What lines of the data below hold "this"? Show them.

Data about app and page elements

——————

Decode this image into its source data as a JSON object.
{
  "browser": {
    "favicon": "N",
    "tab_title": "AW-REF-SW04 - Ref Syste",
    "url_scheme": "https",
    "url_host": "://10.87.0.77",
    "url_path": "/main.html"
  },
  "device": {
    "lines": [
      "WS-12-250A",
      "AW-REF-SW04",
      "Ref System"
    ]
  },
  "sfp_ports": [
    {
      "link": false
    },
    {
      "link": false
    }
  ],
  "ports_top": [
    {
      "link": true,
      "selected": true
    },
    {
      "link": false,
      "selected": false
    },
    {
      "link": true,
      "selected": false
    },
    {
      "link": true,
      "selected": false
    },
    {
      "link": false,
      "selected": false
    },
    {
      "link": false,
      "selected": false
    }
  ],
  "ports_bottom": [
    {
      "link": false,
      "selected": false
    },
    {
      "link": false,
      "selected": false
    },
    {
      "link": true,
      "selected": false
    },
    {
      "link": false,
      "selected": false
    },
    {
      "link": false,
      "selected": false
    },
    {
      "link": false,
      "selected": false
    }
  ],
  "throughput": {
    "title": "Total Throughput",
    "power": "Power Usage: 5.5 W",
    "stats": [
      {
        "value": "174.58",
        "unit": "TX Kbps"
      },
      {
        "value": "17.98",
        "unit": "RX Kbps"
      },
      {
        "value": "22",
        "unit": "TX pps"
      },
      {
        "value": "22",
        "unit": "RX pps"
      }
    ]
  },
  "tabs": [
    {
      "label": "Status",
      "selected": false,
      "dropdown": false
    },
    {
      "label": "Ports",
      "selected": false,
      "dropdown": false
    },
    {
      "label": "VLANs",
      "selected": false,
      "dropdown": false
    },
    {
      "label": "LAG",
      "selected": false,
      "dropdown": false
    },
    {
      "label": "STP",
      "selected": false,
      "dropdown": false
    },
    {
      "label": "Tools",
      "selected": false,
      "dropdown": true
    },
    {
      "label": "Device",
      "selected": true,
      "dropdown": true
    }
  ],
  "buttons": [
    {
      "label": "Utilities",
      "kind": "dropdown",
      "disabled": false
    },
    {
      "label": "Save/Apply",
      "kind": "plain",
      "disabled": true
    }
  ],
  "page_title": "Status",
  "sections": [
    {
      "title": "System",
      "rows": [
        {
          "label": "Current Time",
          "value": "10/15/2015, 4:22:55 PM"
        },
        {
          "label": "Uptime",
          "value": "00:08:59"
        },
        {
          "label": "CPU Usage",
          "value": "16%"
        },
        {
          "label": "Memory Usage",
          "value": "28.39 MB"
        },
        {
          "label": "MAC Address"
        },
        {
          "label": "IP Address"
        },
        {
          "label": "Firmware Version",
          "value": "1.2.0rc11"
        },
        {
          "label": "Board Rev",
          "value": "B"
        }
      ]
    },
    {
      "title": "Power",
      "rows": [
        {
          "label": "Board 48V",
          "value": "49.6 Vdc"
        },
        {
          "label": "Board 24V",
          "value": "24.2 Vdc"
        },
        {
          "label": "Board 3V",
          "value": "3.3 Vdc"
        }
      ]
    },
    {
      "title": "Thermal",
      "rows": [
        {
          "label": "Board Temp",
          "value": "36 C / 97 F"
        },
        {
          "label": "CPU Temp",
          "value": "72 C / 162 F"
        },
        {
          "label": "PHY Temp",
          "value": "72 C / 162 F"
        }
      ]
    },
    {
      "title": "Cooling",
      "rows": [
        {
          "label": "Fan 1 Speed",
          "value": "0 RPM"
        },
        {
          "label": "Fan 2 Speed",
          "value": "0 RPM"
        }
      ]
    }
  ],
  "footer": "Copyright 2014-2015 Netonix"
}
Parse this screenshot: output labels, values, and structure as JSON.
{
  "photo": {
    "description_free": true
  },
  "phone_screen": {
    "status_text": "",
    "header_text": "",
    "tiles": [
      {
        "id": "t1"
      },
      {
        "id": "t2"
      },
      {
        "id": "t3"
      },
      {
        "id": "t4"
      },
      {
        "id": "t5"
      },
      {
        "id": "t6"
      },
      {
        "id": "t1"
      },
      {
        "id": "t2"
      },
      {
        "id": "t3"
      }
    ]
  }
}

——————

** Finished task **
Decode this image into its source data as a JSON object.
Parse this screenshot: output labels, values, and structure as JSON.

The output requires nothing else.